Microsoft today painted a radical vision of computing’s future, demonstrating several Windows 8 features running on a quad-core NVIDIA Tegra-powered tablet.

Speaking at the company’s BUILD developer conference in Anaheim, Calif., Mike Angulio, Microsoft’s VP of Windows planning, demonstrated:

  • Windows 8 devices’ ability to instantly switch on and off
  • The new Windows 8 user interface, designed to work equally well with both touch-based tablets and keyboard/mouse-based PCs
  • New applications, mostly written in HTML5, which are always running in the background
  • Platform agnostic applications (running on both ARM and x86)
The NVIDIA quad-core “Project Kal-El”-powered
tablet is on the left.

The Windows 8 demos underscore how Microsoft is reimagining the PC experience to encompass portable, low-power devices that many believe represent the future of computing. Microsoft is embracing the future by supporting energy-efficient ARM processors like Tegra and the convergence of desktop and mobile devices.

We’ve supported Microsoft in their ARM ecosystem efforts by providing the world’s first quad-core ARM development platform, tools and deep engineering support. With more than 15 years of experience working with Windows, NVIDIA is the only semiconductor company with expertise in both Windows and ARM environments.

Windows 8 will take advantage of hardware
acceleration natively

In addition, Anguilo emphasized that all Windows 8 applications will feature hardware accelerated graphics. He said that developers will not need to do additional work to support hardware acceleration – they can just write the applications, and they will automatically take advantage of graphics on both ARM and x86 platforms.

NVIDIA and Microsoft are helping transform the industry. When Windows 8 is released, I expect to see radically new lightweight and affordable Windows 8 notebooks and tablets that offer days of battery life and stunning HD graphics thanks to their Tegra processor.

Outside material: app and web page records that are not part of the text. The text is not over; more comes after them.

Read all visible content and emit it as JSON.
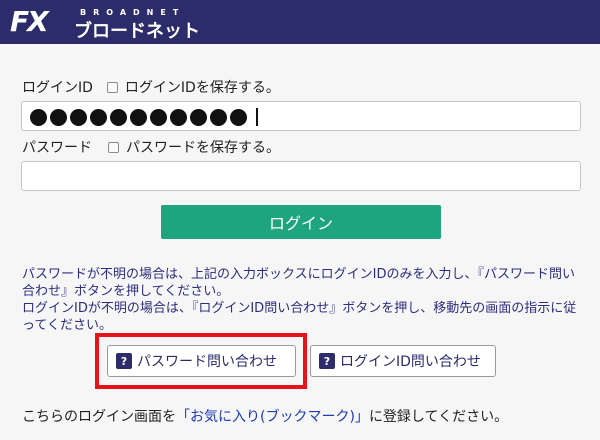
{
  "header": {
    "logo_fx": "FX",
    "logo_broadnet": "BROADNET",
    "logo_brand": "ブロードネット",
    "bg_color": "#2c2c6b"
  },
  "login_id": {
    "label": "ログインID",
    "save_label": "ログインIDを保存する。",
    "masked_value": "●●●●●●●●●●●"
  },
  "password": {
    "label": "パスワード",
    "save_label": "パスワードを保存する。",
    "value": ""
  },
  "login_button": {
    "label": "ログイン",
    "color": "#1fa57e"
  },
  "help": {
    "line1": "パスワードが不明の場合は、上記の入力ボックスにログインIDのみを入力し、『パスワード問い合わせ』ボタンを押してください。",
    "line2": "ログインIDが不明の場合は、『ログインID問い合わせ』ボタンを押し、移動先の画面の指示に従ってください。"
  },
  "buttons": {
    "password_inquiry": "パスワード問い合わせ",
    "login_id_inquiry": "ログインID問い合わせ",
    "question_glyph": "?"
  },
  "footer": {
    "prefix": "こちらのログイン画面を",
    "link": "「お気に入り(ブックマーク)」",
    "suffix": "に登録してください。"
  },
  "highlight_color": "#e8131a"
}
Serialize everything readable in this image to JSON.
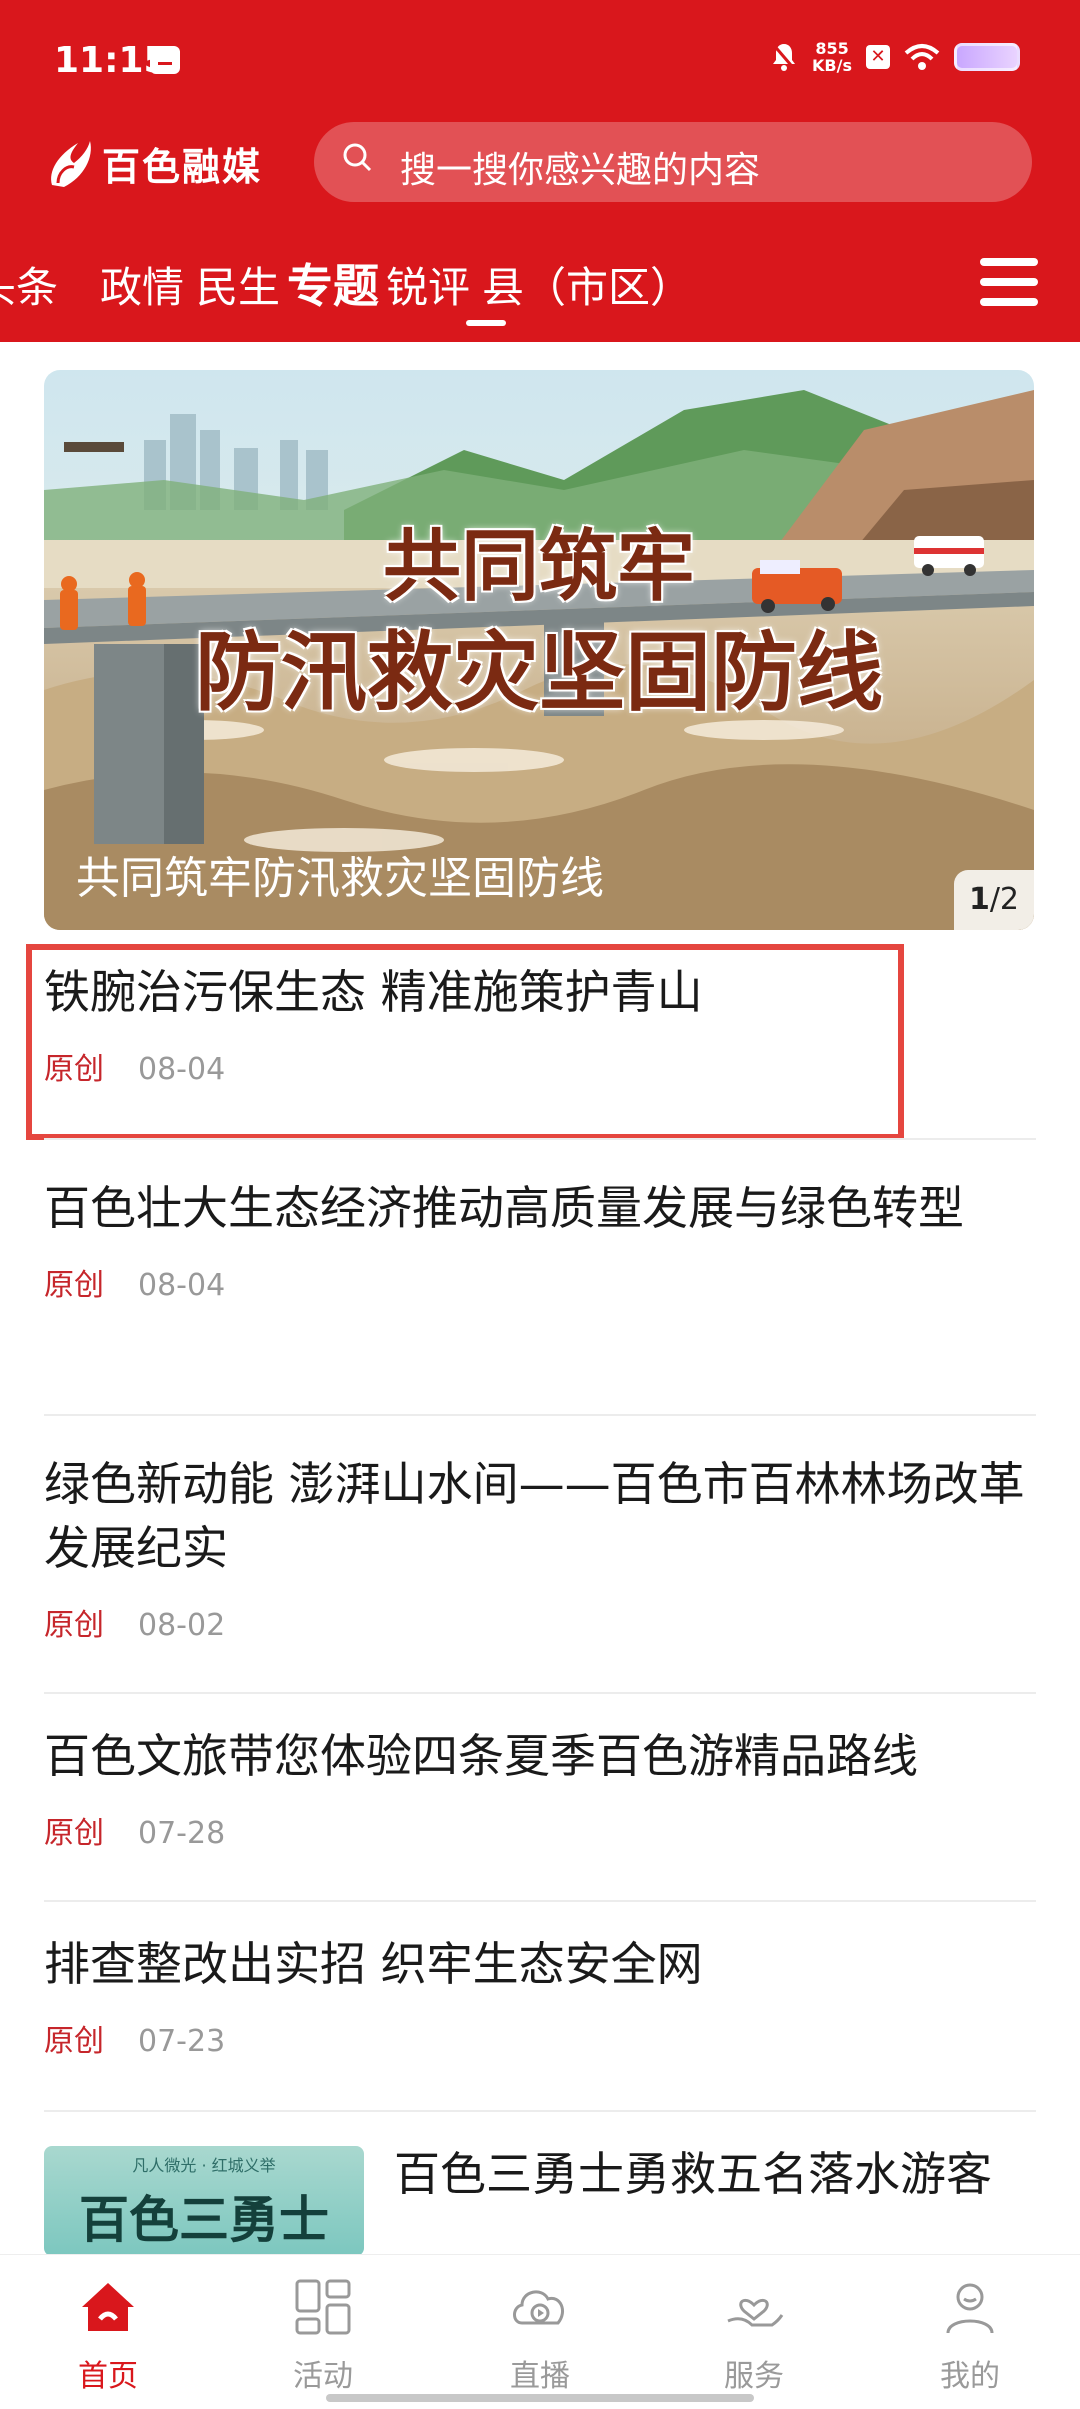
{
  "status_bar": {
    "time": "11:15",
    "net_speed_value": "855",
    "net_speed_unit": "KB/s"
  },
  "app": {
    "logo_text": "百色融媒",
    "search_placeholder": "搜一搜你感兴趣的内容"
  },
  "tabs": [
    {
      "label": "头条"
    },
    {
      "label": "政情"
    },
    {
      "label": "民生"
    },
    {
      "label": "专题",
      "active": true
    },
    {
      "label": "锐评"
    },
    {
      "label": "县（市区）"
    }
  ],
  "banner": {
    "headline_line1": "共同筑牢",
    "headline_line2": "防汛救灾坚固防线",
    "caption": "共同筑牢防汛救灾坚固防线",
    "index_current": "1",
    "index_total": "/2"
  },
  "news": [
    {
      "title": "铁腕治污保生态 精准施策护青山",
      "source": "原创",
      "date": "08-04"
    },
    {
      "title": "百色壮大生态经济推动高质量发展与绿色转型",
      "source": "原创",
      "date": "08-04"
    },
    {
      "title": "绿色新动能 澎湃山水间——百色市百林林场改革发展纪实",
      "source": "原创",
      "date": "08-02"
    },
    {
      "title": "百色文旅带您体验四条夏季百色游精品路线",
      "source": "原创",
      "date": "07-28"
    },
    {
      "title": "排查整改出实招 织牢生态安全网",
      "source": "原创",
      "date": "07-23"
    },
    {
      "title": "百色三勇士勇救五名落水游客",
      "thumb_text": "百色三勇士",
      "thumb_small": "凡人微光 · 红城义举"
    }
  ],
  "bottom_nav": [
    {
      "label": "首页",
      "active": true
    },
    {
      "label": "活动"
    },
    {
      "label": "直播"
    },
    {
      "label": "服务"
    },
    {
      "label": "我的"
    }
  ],
  "colors": {
    "brand_red": "#d9171c",
    "source_red": "#c6262b",
    "highlight_box": "#e5463f"
  }
}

So get ready for a sea change in the PC industry. That’s good news for the global economy, and it’s great news for consumers.